A gap in student employees’ payroll raises questions


Student employees at the University of Mary Washington may be wondering why they did not get paid until 10 days after the pay period ended. There have been reports that since classes began on Monday, Jan.11, student employees have not been paid until Thursday, Feb. 5.

As this is almost one month after the students started their work, a 10-day gap between the end of the pay period and the day student employees are paid has concerned student employees who work to pay for tuition or other expenses.

According to Lynda Worthy, the university’s payroll manager, this may not be an uncommon occurrence, as the payday-processing period typically takes about two weeks, which is the time required to complete all steps in the payroll process.

“The pay date is two weeks (10 business days barring any closures) following the pay period’s end to ensure enough time to thoroughly complete all steps in the payroll process,” Worthy said. “We must consider the standard amount of time it takes for each part of the payroll process, and then include additional time to minimize the risk of not meeting a scheduled pay date due to state holidays, inclement weather, system problems, personnel absences or other unforeseen hindrances.”

The University has approximately 600 student employees that need to be paid during the academic year. The payroll staff reviews all student MyTime time cards and identifies missed punches, missing approvals or other potential errors.

MyTime reports are printed for the pay period and electronically exported to the state payroll system. This part of the process cannot be done until all timecards are signed off and approved by the payroll staff. The next day, the payroll staff receives a report from the state payroll system that includes details for each student employee’s pay and must merge the payroll report and the MyTime reports. The payroll staff must confirm the accuracy of the changes that were made, finalize all appeasements and prepare the payroll for review by the Associate Payroll Manager.

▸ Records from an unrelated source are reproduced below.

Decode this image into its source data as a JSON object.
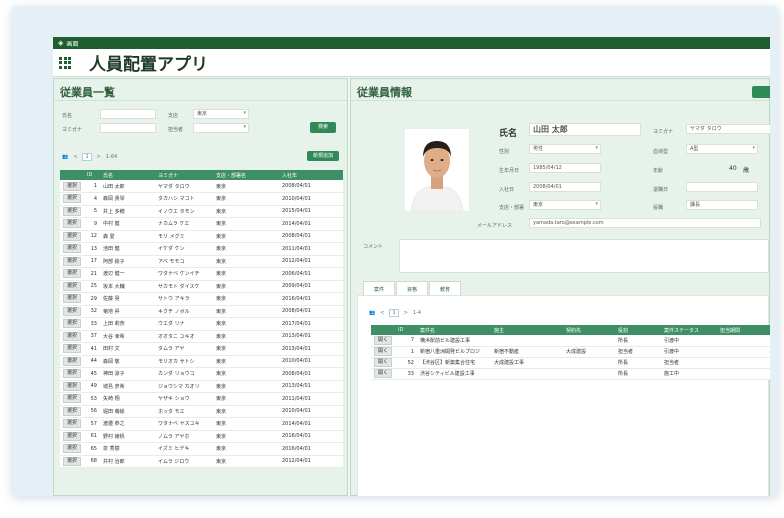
{
  "window": {
    "title": "画面"
  },
  "app": {
    "title": "人員配置アプリ"
  },
  "left": {
    "title": "従業員一覧",
    "search": {
      "name_label": "氏名",
      "kana_label": "ヨミガナ",
      "office_label": "支店",
      "office_value": "東京",
      "dept_label": "担当者",
      "search_button": "検索",
      "add_button": "新規追加"
    },
    "pager": {
      "prev": "<",
      "page": "1",
      "next": ">",
      "range": "1-64"
    },
    "columns": [
      "",
      "ID",
      "氏名",
      "ヨミガナ",
      "支店・部署名",
      "入社年"
    ],
    "select_label": "選択",
    "rows": [
      {
        "id": "1",
        "name": "山田 太郎",
        "kana": "ヤマダ タロウ",
        "branch": "東京",
        "date": "2008/04/01"
      },
      {
        "id": "4",
        "name": "森岡 貴琴",
        "kana": "タカハシ マコト",
        "branch": "東京",
        "date": "2010/04/01"
      },
      {
        "id": "5",
        "name": "井上 多穂",
        "kana": "イノウエ タモン",
        "branch": "東京",
        "date": "2015/04/01"
      },
      {
        "id": "9",
        "name": "中村 健",
        "kana": "ナカムラ ケエ",
        "branch": "東京",
        "date": "2014/04/01"
      },
      {
        "id": "12",
        "name": "森 愛",
        "kana": "モリ メグミ",
        "branch": "東京",
        "date": "2008/04/01"
      },
      {
        "id": "13",
        "name": "池田 健",
        "kana": "イケダ ケン",
        "branch": "東京",
        "date": "2011/04/01"
      },
      {
        "id": "17",
        "name": "阿部 絵子",
        "kana": "アベ モモコ",
        "branch": "東京",
        "date": "2012/04/01"
      },
      {
        "id": "21",
        "name": "渡辺 健一",
        "kana": "ワタナベ ケンイチ",
        "branch": "東京",
        "date": "2006/04/01"
      },
      {
        "id": "25",
        "name": "坂本 大輔",
        "kana": "サカモト ダイスケ",
        "branch": "東京",
        "date": "2009/04/01"
      },
      {
        "id": "29",
        "name": "佐藤 晃",
        "kana": "サトウ アキラ",
        "branch": "東京",
        "date": "2016/04/01"
      },
      {
        "id": "32",
        "name": "菊地 昇",
        "kana": "キクチ ノボル",
        "branch": "東京",
        "date": "2008/04/01"
      },
      {
        "id": "33",
        "name": "上田 莉奈",
        "kana": "ウエダ リナ",
        "branch": "東京",
        "date": "2017/04/01"
      },
      {
        "id": "37",
        "name": "大谷 幸希",
        "kana": "オオタニ ユキオ",
        "branch": "東京",
        "date": "2013/04/01"
      },
      {
        "id": "41",
        "name": "田村 文",
        "kana": "タムラ アヤ",
        "branch": "東京",
        "date": "2013/04/01"
      },
      {
        "id": "44",
        "name": "森岡 敬",
        "kana": "モリオカ サトシ",
        "branch": "東京",
        "date": "2010/04/01"
      },
      {
        "id": "45",
        "name": "神田 涼子",
        "kana": "カンダ リョウコ",
        "branch": "東京",
        "date": "2008/04/01"
      },
      {
        "id": "49",
        "name": "城島 彦希",
        "kana": "ジョウシマ カオリ",
        "branch": "東京",
        "date": "2013/04/01"
      },
      {
        "id": "53",
        "name": "矢崎 翔",
        "kana": "ヤザキ ショウ",
        "branch": "東京",
        "date": "2011/04/01"
      },
      {
        "id": "56",
        "name": "堀田 萌絵",
        "kana": "ホッタ モエ",
        "branch": "東京",
        "date": "2010/04/01"
      },
      {
        "id": "57",
        "name": "渡邉 恭之",
        "kana": "ワタナベ ヤスユキ",
        "branch": "東京",
        "date": "2014/04/01"
      },
      {
        "id": "61",
        "name": "野村 綾帆",
        "kana": "ノムラ アヤホ",
        "branch": "東京",
        "date": "2016/04/01"
      },
      {
        "id": "65",
        "name": "泉 秀樹",
        "kana": "イズミ ヒデキ",
        "branch": "東京",
        "date": "2016/04/01"
      },
      {
        "id": "68",
        "name": "井村 治郎",
        "kana": "イムラ ジロウ",
        "branch": "東京",
        "date": "2012/04/01"
      }
    ]
  },
  "right": {
    "title": "従業員情報",
    "name_label": "氏名",
    "name_value": "山田 太郎",
    "kana_label": "ヨミガナ",
    "kana_value": "ヤマダ タロウ",
    "gender_label": "性別",
    "gender_value": "男性",
    "blood_label": "血液型",
    "blood_value": "A型",
    "birth_label": "生年月日",
    "birth_value": "1985/04/12",
    "age_label": "年齢",
    "age_value": "40",
    "age_unit": "歳",
    "join_label": "入社日",
    "join_value": "2008/04/01",
    "retire_label": "退職日",
    "branch_label": "支店・部署",
    "branch_value": "東京",
    "role_label": "役職",
    "role_value": "課長",
    "email_label": "メールアドレス",
    "email_value": "yamada.taro@example.com",
    "comment_label": "コメント",
    "tabs": [
      "案件",
      "資格",
      "教育"
    ],
    "pager": {
      "prev": "<",
      "page": "1",
      "next": ">",
      "range": "1-4"
    },
    "proj_columns": [
      "",
      "ID",
      "案件名",
      "施主",
      "契約先",
      "役割",
      "案件ステータス",
      "担当期間"
    ],
    "open_label": "開く",
    "projects": [
      {
        "id": "7",
        "name": "横浜駅前ビル建設工事",
        "owner": "",
        "contractor": "",
        "role": "所長",
        "status": "引渡中"
      },
      {
        "id": "1",
        "name": "新宿八重洲開発ビルプロジ",
        "owner": "新宿不動産",
        "contractor": "大成建設",
        "role": "担当者",
        "status": "引渡中"
      },
      {
        "id": "52",
        "name": "【渋谷区】新築集合住宅",
        "owner": "大成建設工事",
        "contractor": "",
        "role": "所長",
        "status": "担当者"
      },
      {
        "id": "33",
        "name": "渋谷シティビル建設工事",
        "owner": "",
        "contractor": "",
        "role": "所長",
        "status": "施工中"
      }
    ]
  }
}
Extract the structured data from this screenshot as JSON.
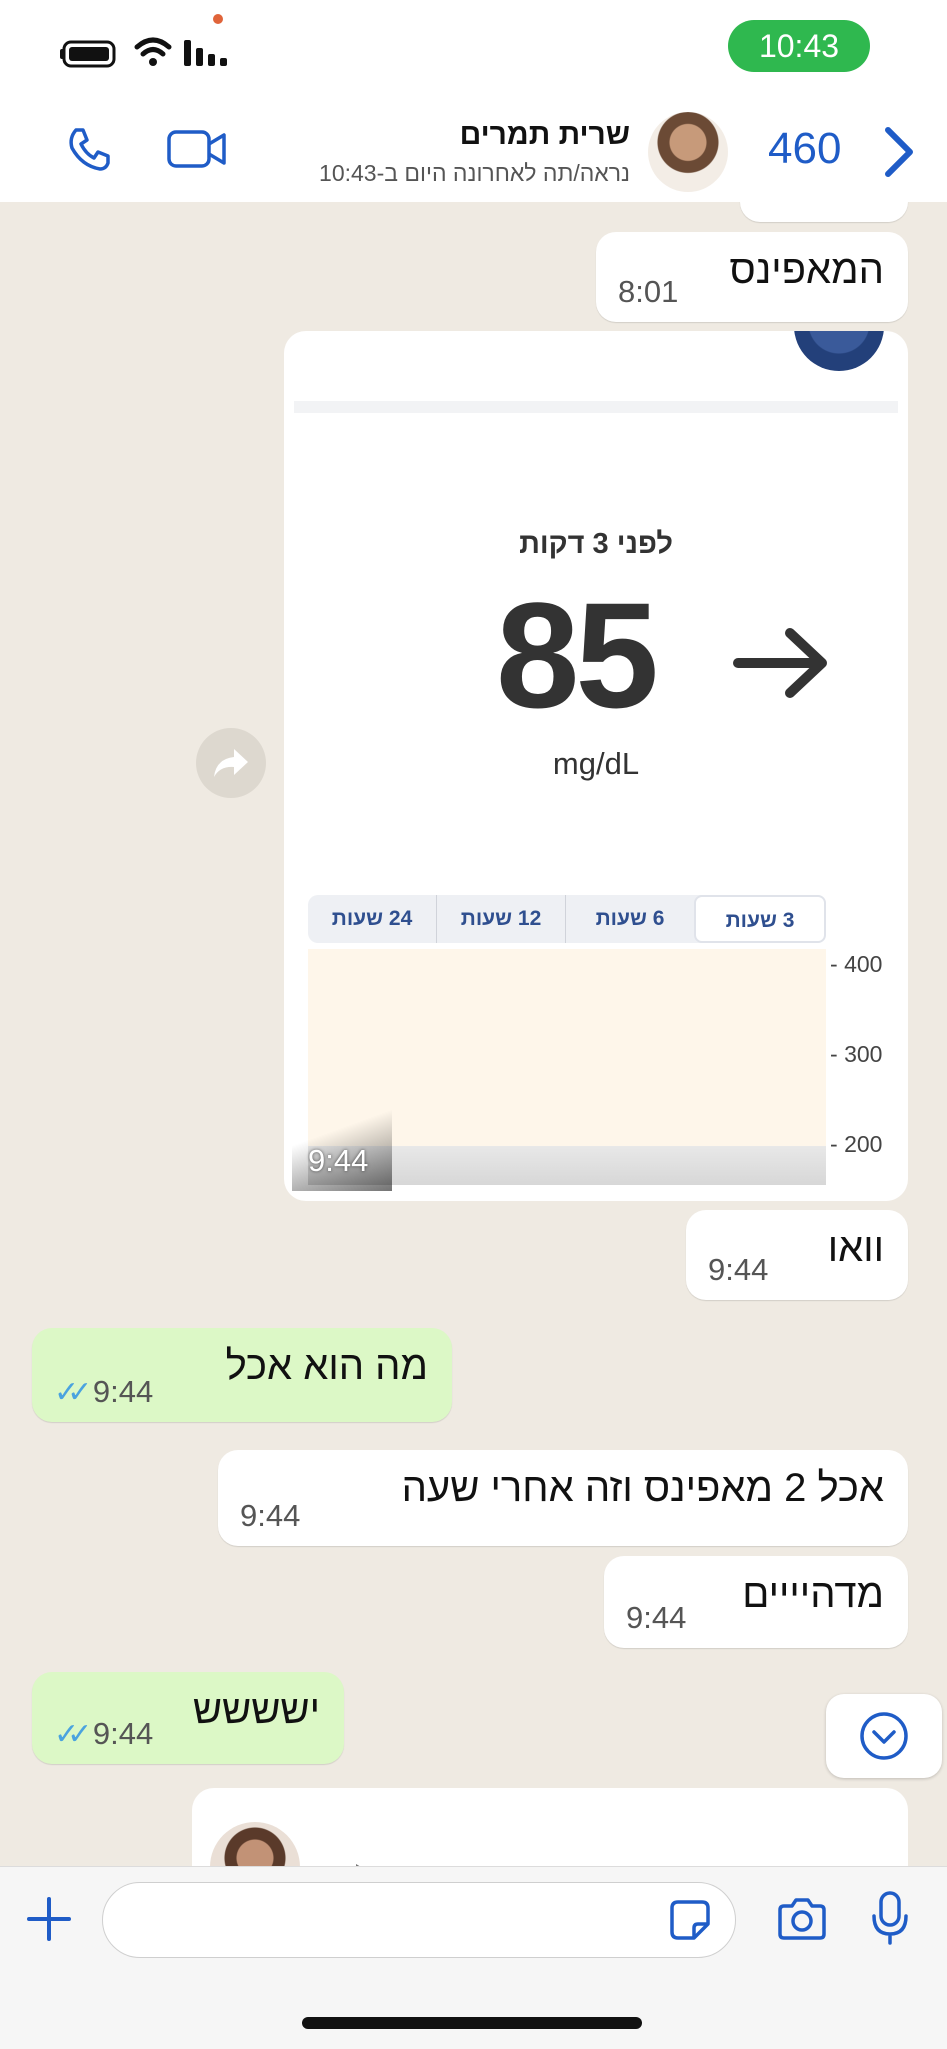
{
  "status_bar": {
    "time": "10:43"
  },
  "header": {
    "contact_name": "שרית תמרים",
    "last_seen": "נראה/תה לאחרונה היום ב-10:43",
    "unread_count": "460"
  },
  "messages": [
    {
      "direction": "in",
      "text": "המאפינס",
      "time": "8:01"
    },
    {
      "direction": "in",
      "type": "image",
      "time": "9:44"
    },
    {
      "direction": "in",
      "text": "וואו",
      "time": "9:44"
    },
    {
      "direction": "out",
      "text": "מה הוא אכל",
      "time": "9:44",
      "status": "read"
    },
    {
      "direction": "in",
      "text": "אכל 2 מאפינס וזה אחרי שעה",
      "time": "9:44"
    },
    {
      "direction": "in",
      "text": "מדהיייים",
      "time": "9:44"
    },
    {
      "direction": "out",
      "text": "ישששש",
      "time": "9:44",
      "status": "read"
    }
  ],
  "glucose_card": {
    "minutes_ago": "לפני 3 דקות",
    "value": "85",
    "unit": "mg/dL",
    "trend": "arrow-right",
    "range_tabs": [
      "3 שעות",
      "6 שעות",
      "12 שעות",
      "24 שעות"
    ],
    "active_tab": "3 שעות",
    "y_ticks": [
      "400",
      "300",
      "200"
    ]
  },
  "colors": {
    "incoming_bubble": "#ffffff",
    "outgoing_bubble": "#dcf8c6",
    "chat_background": "#efeae2",
    "accent": "#1f5cc7",
    "read_ticks": "#4aa3df",
    "status_time_pill": "#2fb84f"
  }
}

The Virginia Department of Payroll Operations processes the certified payroll overnight. Two business days are required to process direct deposits to each student employee’s bank account and for physical checks to be delivered to University of Mary Washington.  Worthy would like all student employees to keep in mind that this process applies to all student employees, wages, faculty and staff.

Julia Barrett, a senior sociology major, is a student employee at the Information Technologies Help Desk located in the Hurley Convergence Center. She expressed confusion knowing when she would be paid. Barrett also said the gap could be frustrating to other student employees.

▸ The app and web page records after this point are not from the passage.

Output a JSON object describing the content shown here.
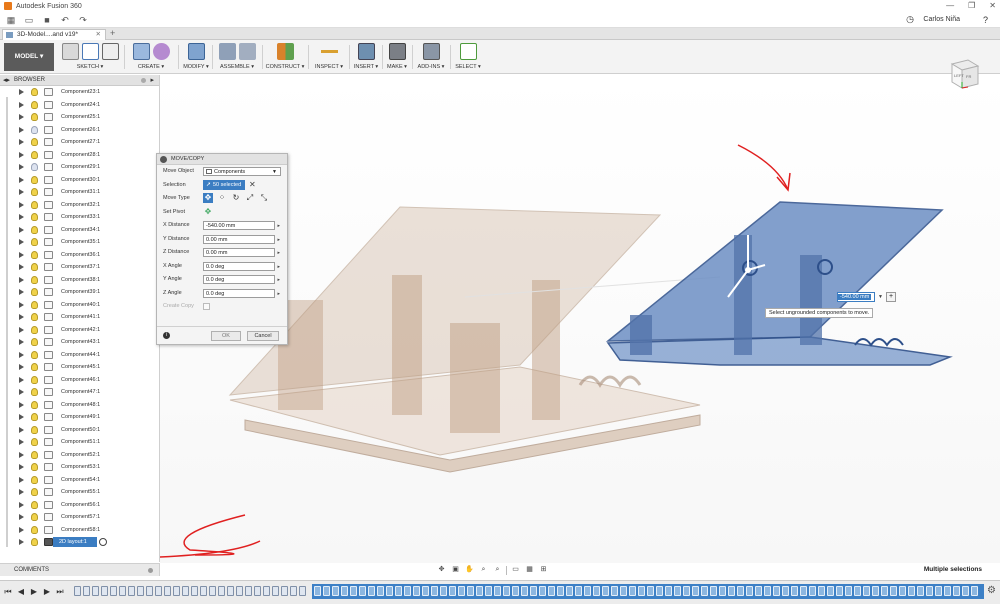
{
  "app": {
    "title": "Autodesk Fusion 360",
    "user": "Carlos Niña"
  },
  "tabs": [
    {
      "label": "3D-Model....and v19*"
    }
  ],
  "toolbar": {
    "workspace": "MODEL",
    "groups": [
      {
        "label": "SKETCH ▾"
      },
      {
        "label": "CREATE ▾"
      },
      {
        "label": "MODIFY ▾"
      },
      {
        "label": "ASSEMBLE ▾"
      },
      {
        "label": "CONSTRUCT ▾"
      },
      {
        "label": "INSPECT ▾"
      },
      {
        "label": "INSERT ▾"
      },
      {
        "label": "MAKE ▾"
      },
      {
        "label": "ADD-INS ▾"
      },
      {
        "label": "SELECT ▾"
      }
    ]
  },
  "browser": {
    "title": "BROWSER",
    "items": [
      {
        "label": "Component23:1"
      },
      {
        "label": "Component24:1"
      },
      {
        "label": "Component25:1"
      },
      {
        "label": "Component26:1"
      },
      {
        "label": "Component27:1"
      },
      {
        "label": "Component28:1"
      },
      {
        "label": "Component29:1"
      },
      {
        "label": "Component30:1"
      },
      {
        "label": "Component31:1"
      },
      {
        "label": "Component32:1"
      },
      {
        "label": "Component33:1"
      },
      {
        "label": "Component34:1"
      },
      {
        "label": "Component35:1"
      },
      {
        "label": "Component36:1"
      },
      {
        "label": "Component37:1"
      },
      {
        "label": "Component38:1"
      },
      {
        "label": "Component39:1"
      },
      {
        "label": "Component40:1"
      },
      {
        "label": "Component41:1"
      },
      {
        "label": "Component42:1"
      },
      {
        "label": "Component43:1"
      },
      {
        "label": "Component44:1"
      },
      {
        "label": "Component45:1"
      },
      {
        "label": "Component46:1"
      },
      {
        "label": "Component47:1"
      },
      {
        "label": "Component48:1"
      },
      {
        "label": "Component49:1"
      },
      {
        "label": "Component50:1"
      },
      {
        "label": "Component51:1"
      },
      {
        "label": "Component52:1"
      },
      {
        "label": "Component53:1"
      },
      {
        "label": "Component54:1"
      },
      {
        "label": "Component55:1"
      },
      {
        "label": "Component56:1"
      },
      {
        "label": "Component57:1"
      },
      {
        "label": "Component58:1"
      }
    ],
    "active_item": "2D layout:1"
  },
  "comments": {
    "label": "COMMENTS"
  },
  "dialog": {
    "title": "MOVE/COPY",
    "move_object_label": "Move Object",
    "move_object_value": "Components",
    "selection_label": "Selection",
    "selection_value": "50 selected",
    "move_type_label": "Move Type",
    "set_pivot_label": "Set Pivot",
    "fields": [
      {
        "label": "X Distance",
        "value": "-540.00 mm"
      },
      {
        "label": "Y Distance",
        "value": "0.00 mm"
      },
      {
        "label": "Z Distance",
        "value": "0.00 mm"
      },
      {
        "label": "X Angle",
        "value": "0.0 deg"
      },
      {
        "label": "Y Angle",
        "value": "0.0 deg"
      },
      {
        "label": "Z Angle",
        "value": "0.0 deg"
      }
    ],
    "create_copy_label": "Create Copy",
    "ok_label": "OK",
    "cancel_label": "Cancel"
  },
  "viewport": {
    "distance_input": "-540.00 mm",
    "tooltip": "Select ungrounded components to move.",
    "status": "Multiple selections"
  },
  "viewcube": {
    "left": "LEFT",
    "front": "FR"
  },
  "colors": {
    "accent": "#3b7dc2",
    "model_ghost": "#c9a991",
    "model_selected": "#5a80b8",
    "annotation": "#e02020"
  }
}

“Luckily, I work at the help desk to earn some extra spending money,” Barrett said. “I imagine for some other students, who rely on their income for tuition or other expenses, this pay gap could be very frustrating.”

Barrett voiced her concern, particularly as student employees have not received an explanation as to why this pay gap does exist. A justification for the pay gap could help some students ease their sense of concern or confusion.

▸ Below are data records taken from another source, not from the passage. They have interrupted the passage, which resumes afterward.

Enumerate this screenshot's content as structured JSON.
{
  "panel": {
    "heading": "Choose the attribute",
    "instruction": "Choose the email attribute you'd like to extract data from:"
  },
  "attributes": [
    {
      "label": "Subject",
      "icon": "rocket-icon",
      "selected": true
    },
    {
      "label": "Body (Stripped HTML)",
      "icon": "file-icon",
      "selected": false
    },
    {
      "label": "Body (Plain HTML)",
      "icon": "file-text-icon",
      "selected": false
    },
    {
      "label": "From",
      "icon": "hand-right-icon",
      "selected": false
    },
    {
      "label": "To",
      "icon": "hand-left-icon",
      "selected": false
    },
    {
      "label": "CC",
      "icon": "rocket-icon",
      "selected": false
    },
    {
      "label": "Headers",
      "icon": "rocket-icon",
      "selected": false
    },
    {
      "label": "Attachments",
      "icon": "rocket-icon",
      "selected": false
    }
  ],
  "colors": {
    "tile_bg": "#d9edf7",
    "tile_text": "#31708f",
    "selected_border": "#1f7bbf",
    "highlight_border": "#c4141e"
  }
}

Sophomore Norhan Darwish is a resident assistant in Ball Hall. According to Darwish, some RAs were required to be on campus starting Jan. 5. Darwish expressed the sense of community she feels while doing her job, which makes the pay gap worth it.

“It’s a great team of people and I enjoy doing my job,” Darwish said. “As long as I get paid eventually, it is fine.”

Prior to January 2015, the payday-processing period took three weeks due to the use of paper time sheets.